Aboriginal people occupied sites in the area now known as Waverley in the period before European settlement. The band of the Eora that roamed the area is known as the Cadigal. It’s thought that perhaps the Biddigal and Birrabirragal bands also frequented the area.
In 1859, Waverley was the second Sydney suburb to become a municipality. The new Waverley Council divided the Municipality into three wards and named them Bondi, Waverley and Nelson. Later a fourth ward was added and called Lawson. Now those wards are named Bondi, Waverley, Hunter and Lawson.
The first land grant in Waverley was made in 1809, when General Bligh gave 81 hectares to a Mr William Roberts. That piece of land covered what is now most of the business and residential area of Bondi Beach.
Like most newly settled areas, Waverley grew along with the development of public transport. Bondi Junction became a bigger and more important commercial area after the eastern suburbs railway to the Bondi Junction terminal was completed in 1979.
Bondi Junction’s demographic has always been very mixed. It has a strong Jewish community, a legacy of post-war immigration, and also people from Ireland, Asia, South Africa and New Zealand.

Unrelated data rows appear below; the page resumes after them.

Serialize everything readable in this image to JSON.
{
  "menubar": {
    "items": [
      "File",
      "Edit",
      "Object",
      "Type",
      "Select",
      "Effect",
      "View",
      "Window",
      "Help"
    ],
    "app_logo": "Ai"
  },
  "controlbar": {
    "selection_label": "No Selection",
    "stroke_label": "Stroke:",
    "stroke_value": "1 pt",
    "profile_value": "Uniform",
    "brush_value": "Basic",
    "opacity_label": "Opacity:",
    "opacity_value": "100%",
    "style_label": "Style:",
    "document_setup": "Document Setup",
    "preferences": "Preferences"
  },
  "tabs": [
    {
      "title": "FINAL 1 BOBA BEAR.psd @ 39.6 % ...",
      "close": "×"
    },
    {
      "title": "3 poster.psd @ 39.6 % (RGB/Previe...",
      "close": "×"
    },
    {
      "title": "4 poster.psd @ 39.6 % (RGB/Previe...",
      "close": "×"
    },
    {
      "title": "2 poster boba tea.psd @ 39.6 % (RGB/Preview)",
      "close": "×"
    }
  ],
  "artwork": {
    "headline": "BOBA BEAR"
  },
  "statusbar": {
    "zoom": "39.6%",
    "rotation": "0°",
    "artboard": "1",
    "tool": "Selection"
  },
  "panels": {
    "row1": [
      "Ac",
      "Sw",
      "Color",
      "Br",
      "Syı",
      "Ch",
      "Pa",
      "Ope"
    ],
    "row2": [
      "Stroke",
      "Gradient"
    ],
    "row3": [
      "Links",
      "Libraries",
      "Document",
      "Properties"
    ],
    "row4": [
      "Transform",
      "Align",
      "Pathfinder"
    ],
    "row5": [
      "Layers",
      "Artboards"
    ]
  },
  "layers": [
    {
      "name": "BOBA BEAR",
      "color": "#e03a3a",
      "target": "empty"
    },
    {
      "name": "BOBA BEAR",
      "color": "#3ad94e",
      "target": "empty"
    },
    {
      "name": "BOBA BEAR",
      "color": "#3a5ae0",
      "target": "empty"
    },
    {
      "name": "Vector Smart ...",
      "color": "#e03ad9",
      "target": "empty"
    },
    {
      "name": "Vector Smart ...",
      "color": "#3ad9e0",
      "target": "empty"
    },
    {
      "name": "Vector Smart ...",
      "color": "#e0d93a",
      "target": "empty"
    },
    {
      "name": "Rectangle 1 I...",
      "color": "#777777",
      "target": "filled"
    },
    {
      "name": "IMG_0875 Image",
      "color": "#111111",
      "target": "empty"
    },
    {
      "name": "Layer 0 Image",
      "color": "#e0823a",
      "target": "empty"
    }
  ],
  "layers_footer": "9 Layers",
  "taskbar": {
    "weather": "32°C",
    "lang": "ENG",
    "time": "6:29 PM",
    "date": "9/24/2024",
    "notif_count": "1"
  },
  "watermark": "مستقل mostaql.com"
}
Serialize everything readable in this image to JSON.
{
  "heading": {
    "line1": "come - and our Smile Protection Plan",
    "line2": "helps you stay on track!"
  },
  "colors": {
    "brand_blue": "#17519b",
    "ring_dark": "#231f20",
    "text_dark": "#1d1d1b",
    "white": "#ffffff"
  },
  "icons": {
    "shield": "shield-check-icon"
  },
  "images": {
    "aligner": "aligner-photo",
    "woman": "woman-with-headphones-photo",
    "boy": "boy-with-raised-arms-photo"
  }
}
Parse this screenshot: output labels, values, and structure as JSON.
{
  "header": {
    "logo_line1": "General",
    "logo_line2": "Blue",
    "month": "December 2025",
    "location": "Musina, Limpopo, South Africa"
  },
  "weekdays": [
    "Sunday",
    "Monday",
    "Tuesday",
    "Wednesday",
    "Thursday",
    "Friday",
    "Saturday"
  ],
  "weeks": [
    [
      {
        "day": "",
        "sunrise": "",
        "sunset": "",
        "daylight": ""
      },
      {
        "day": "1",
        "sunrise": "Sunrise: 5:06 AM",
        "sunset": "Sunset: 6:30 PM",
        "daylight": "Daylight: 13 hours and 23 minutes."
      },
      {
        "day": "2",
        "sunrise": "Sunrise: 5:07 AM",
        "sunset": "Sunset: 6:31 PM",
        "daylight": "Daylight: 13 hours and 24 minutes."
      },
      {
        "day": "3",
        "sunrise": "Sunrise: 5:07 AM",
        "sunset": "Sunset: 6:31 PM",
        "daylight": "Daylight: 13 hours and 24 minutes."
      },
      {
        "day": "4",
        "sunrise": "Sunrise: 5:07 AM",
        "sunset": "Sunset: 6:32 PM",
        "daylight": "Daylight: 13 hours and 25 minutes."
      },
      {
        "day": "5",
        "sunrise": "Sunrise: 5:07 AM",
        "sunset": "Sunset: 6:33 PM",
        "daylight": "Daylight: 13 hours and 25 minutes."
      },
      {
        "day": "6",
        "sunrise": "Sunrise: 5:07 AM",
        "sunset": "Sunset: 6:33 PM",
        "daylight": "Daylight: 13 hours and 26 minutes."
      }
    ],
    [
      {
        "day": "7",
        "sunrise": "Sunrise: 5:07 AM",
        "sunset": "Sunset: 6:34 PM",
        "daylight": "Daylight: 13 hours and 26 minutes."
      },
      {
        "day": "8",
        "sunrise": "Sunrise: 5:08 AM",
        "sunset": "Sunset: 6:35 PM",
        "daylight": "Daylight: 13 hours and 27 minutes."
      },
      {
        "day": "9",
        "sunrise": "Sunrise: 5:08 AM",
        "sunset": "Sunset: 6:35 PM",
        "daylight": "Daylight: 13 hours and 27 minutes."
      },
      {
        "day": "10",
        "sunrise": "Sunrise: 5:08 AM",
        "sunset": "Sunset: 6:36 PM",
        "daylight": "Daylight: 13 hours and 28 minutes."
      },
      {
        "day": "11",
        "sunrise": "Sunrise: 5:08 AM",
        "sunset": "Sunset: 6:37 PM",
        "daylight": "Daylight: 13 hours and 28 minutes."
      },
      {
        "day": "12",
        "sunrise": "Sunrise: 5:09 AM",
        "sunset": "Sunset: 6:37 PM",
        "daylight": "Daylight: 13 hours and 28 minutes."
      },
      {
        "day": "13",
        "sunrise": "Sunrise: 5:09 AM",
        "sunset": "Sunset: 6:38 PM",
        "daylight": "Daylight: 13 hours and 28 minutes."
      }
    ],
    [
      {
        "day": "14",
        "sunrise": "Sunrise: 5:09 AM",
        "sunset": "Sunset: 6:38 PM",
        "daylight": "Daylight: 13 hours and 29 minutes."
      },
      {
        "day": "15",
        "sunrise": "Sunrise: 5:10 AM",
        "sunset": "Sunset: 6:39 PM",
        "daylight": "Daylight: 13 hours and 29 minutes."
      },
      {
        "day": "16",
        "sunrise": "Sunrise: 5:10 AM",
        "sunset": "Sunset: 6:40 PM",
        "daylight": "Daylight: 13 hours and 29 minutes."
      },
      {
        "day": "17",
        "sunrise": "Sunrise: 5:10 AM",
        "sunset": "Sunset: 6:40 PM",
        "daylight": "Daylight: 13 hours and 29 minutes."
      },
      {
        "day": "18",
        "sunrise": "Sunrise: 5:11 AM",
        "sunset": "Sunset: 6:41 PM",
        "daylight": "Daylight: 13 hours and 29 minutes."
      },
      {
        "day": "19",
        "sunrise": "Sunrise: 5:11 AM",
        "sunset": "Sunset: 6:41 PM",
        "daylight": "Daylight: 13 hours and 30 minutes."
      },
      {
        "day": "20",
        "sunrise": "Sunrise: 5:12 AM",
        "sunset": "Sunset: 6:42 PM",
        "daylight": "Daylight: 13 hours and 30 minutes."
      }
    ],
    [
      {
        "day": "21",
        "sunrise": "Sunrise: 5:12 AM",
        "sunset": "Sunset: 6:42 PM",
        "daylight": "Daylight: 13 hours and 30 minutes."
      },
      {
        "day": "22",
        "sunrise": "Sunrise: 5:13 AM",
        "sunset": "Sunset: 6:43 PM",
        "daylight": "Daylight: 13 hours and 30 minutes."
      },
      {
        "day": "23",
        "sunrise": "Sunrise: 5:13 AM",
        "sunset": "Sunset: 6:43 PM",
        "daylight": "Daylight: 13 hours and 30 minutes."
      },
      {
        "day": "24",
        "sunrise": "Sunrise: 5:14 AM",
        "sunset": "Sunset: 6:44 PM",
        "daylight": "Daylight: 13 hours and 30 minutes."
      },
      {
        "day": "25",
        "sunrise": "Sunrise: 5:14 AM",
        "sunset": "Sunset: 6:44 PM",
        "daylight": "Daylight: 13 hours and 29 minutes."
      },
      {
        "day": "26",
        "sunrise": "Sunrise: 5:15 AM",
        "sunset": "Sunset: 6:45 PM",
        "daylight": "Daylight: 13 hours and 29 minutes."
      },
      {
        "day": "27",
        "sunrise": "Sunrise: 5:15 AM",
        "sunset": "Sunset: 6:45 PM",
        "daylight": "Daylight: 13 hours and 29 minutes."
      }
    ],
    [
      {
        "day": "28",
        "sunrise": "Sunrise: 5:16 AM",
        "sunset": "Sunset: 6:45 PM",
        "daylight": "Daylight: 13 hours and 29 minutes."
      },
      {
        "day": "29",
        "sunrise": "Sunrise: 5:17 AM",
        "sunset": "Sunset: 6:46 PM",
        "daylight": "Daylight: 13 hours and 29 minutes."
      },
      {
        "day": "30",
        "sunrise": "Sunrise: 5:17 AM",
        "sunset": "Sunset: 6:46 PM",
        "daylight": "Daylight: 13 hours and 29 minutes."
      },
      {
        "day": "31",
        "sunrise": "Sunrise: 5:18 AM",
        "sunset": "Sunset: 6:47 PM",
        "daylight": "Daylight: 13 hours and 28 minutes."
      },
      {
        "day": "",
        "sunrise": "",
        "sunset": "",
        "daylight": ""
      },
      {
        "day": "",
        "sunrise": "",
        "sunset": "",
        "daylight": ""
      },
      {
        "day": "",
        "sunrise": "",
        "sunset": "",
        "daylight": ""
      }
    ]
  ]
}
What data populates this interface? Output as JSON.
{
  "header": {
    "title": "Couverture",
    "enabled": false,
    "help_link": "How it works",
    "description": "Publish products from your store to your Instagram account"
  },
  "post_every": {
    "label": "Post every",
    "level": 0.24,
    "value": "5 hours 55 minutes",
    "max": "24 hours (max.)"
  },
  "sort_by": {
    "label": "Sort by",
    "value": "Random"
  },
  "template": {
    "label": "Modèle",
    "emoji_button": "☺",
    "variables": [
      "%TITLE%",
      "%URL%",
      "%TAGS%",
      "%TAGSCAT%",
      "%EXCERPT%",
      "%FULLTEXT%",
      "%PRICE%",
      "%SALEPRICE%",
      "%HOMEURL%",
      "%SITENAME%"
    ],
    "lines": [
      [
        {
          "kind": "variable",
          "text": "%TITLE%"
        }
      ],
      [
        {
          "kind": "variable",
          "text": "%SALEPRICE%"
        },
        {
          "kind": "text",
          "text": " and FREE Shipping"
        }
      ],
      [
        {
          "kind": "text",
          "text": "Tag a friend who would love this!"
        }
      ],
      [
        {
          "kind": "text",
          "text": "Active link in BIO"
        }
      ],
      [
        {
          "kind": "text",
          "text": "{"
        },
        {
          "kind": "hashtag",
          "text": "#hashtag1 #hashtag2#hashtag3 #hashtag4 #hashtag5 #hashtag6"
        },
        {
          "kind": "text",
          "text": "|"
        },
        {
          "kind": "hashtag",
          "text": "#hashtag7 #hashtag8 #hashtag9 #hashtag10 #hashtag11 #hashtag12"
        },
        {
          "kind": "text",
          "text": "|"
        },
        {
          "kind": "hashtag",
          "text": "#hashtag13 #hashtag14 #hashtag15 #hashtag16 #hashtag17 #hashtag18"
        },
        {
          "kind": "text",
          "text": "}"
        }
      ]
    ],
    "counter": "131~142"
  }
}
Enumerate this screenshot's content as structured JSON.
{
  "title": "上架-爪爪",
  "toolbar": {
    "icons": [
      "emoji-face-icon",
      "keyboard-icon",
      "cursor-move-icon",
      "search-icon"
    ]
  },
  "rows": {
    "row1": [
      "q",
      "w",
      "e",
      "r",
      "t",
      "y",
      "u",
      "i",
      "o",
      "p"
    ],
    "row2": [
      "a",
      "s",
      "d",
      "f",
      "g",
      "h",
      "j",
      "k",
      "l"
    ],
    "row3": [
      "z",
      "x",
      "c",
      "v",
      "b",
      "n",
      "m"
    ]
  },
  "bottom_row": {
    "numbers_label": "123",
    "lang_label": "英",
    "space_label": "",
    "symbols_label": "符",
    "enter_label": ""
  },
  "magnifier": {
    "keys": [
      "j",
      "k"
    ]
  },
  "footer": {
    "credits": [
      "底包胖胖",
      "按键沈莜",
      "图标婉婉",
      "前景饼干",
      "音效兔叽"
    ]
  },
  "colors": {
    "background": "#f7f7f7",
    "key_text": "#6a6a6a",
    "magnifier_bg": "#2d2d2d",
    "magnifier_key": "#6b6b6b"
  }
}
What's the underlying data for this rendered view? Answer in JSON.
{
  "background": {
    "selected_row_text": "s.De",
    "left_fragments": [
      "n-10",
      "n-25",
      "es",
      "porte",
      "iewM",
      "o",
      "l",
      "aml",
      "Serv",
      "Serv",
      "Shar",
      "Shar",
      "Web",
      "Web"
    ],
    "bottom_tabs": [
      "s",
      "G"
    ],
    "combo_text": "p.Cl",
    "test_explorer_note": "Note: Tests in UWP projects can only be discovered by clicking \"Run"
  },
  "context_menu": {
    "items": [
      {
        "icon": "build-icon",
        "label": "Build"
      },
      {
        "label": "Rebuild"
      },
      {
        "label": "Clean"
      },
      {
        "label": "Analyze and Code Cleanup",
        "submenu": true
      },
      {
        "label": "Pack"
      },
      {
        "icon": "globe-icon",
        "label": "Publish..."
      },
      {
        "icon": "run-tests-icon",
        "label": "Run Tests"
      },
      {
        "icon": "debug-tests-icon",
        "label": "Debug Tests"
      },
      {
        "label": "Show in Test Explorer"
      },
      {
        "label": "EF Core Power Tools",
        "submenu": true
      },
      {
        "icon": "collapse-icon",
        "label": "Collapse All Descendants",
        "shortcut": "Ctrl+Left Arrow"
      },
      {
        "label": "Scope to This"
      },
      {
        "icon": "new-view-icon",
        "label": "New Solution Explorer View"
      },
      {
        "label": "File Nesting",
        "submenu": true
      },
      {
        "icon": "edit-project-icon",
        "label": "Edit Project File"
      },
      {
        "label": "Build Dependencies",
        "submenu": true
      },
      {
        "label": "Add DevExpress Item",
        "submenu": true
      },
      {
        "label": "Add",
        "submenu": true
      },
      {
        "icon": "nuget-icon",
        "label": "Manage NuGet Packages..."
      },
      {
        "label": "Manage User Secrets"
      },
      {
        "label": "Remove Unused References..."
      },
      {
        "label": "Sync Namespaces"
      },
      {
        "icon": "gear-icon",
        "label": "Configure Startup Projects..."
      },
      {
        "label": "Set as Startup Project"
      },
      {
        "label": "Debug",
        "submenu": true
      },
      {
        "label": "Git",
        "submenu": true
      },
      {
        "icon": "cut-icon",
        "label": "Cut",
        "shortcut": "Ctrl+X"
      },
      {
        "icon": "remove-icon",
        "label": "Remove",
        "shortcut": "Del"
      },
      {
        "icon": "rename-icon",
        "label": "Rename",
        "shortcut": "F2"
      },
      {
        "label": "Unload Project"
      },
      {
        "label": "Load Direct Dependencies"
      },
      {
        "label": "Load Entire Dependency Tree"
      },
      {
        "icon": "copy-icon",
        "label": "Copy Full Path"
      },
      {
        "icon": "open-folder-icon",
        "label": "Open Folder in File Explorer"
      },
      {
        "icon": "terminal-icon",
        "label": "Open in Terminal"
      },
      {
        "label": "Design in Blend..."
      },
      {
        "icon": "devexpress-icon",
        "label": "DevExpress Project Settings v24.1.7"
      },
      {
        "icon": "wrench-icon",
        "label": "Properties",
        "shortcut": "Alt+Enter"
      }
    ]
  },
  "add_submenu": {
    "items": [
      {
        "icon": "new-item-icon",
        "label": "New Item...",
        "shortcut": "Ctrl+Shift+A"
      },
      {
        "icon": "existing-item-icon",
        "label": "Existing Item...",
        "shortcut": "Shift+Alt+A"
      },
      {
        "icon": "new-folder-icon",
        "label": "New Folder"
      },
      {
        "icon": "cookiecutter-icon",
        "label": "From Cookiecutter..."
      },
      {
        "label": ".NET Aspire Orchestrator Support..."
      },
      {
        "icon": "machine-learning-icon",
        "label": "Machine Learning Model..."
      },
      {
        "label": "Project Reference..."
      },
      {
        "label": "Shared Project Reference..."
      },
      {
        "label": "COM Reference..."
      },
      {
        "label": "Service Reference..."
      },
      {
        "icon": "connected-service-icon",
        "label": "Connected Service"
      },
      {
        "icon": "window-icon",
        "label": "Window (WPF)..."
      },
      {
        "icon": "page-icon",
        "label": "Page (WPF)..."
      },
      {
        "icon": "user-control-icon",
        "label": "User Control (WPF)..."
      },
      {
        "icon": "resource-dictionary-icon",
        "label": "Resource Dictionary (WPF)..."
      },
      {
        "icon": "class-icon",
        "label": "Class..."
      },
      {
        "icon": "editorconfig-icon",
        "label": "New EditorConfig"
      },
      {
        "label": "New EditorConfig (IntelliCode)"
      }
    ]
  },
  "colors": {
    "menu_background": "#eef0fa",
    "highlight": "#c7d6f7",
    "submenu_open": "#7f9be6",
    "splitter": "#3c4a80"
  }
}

Bondi Junction is the primary urban centre in the Waverley Council area. There’s a mix of semi-detached houses, rows of traditional-facade Victorian terraces, modern apartments and Californian bungalows. It’s a desirable area for young families with quiet, leafy streets and off street parking and for young, professionals with welllocated contemporary housing.
From $2 shops to surf shops, Bondi Junction is a shopping mall mecca. There’s Westfield Plaza and the Carousel Shopping Centre as well as boutique clothing shops, David Jones and Grace Bros. K-Mart, Coles and Woolworths are also well located. It all adds up to an increasingly upmarket mini-metropolis.
But it’s Bondi Road that is really worth exploring for its eclectic mix of traditionalsuburban shops including Kemeny’s – one of Sydney’s best-stocked wine outlets, bakeries, grocers, delis and kosher food outlets.
You’re spoiled for choice for recreation opportunities in this area. With Centennial Park – one of the largest and best-loved parks in Sydney -and Queens Park on your doorstep, you can enjoy jogging tracks, cycling, playgrounds, sporting fields or simply sit underneath a shady tree with a good book. When it comes to surfing and swimming, choose your local beach. Bondi, Bronte and Tamarama are all close by. Of course, there’s also the walk or run from Bondi on the headland footpath to Tamarama, Bronte and Clovelly.
There’s also the Bondi Iceberg’s Club and swimming pool and the Bronte baths for serious lap swimmers. In Bondi Junction, you’ll find around 10 gyms and fitness centres including the celebrity-haunt, Body Control Pilate Studio. There’s also a squash club.
Bondi Junction is a major public transport interchange with buses and trains to the city and Circular Quay. Catch the 380 to Circular Quay. Bondi Junction is 7km by train to Central Station. It’s approximately 5 km by road to the CBD.
Sydney’s most famous beach – Bondi Beach is the central landmark of Bondi. The alluring golden sweep of sand is one of the city’s great icons. The Bondi Pavilion, built in the 1920s, is Sydney’s grandest bathing pavilion. Nearby, there’s Bronte House, one of the oldest houses still standing in the eastern suburbs.
And, a 10-minute drive away there’s the dramatic Waverley Cemetery, established in 1877. This is where poets Henry Lawson and Henry Kendall are buried.
St Mary’s Church of England, designed by Edmund Blacket and built in 1863, is also in the area.
Stroll the length of Bondi Road and you’ll be able to eat your way around the world from Thai, Italian and Greek to Jewish and European. Or you could grab a hamburger from Burgerman, a pizza from Mozzarella, fish and chips from The One That Got Away or a Portuguese chicken from Oporto and head to Bondi Beach.
Along Oxford Street, Bronte Road and Spring Street you’ll find cafés, delis and restaurants. There’s a number of hotels including the Tea Gardens Hotel, the Waverley RSL and the Easts Leagues Club.
Down the road at Bondi Beach, you can enjoy chic food with a view at Hugo’s, Fu Manchu, Raw Bar, Jones and the ever-popular Lamrock.
Waverley Public School is the local state school. Waverley College, Moriah College, Sydney Grammar, Scots, Cranbrook, Ascham and Kambala private schools, or Vaucluse and Dover Heights High Schools are only a short drive away.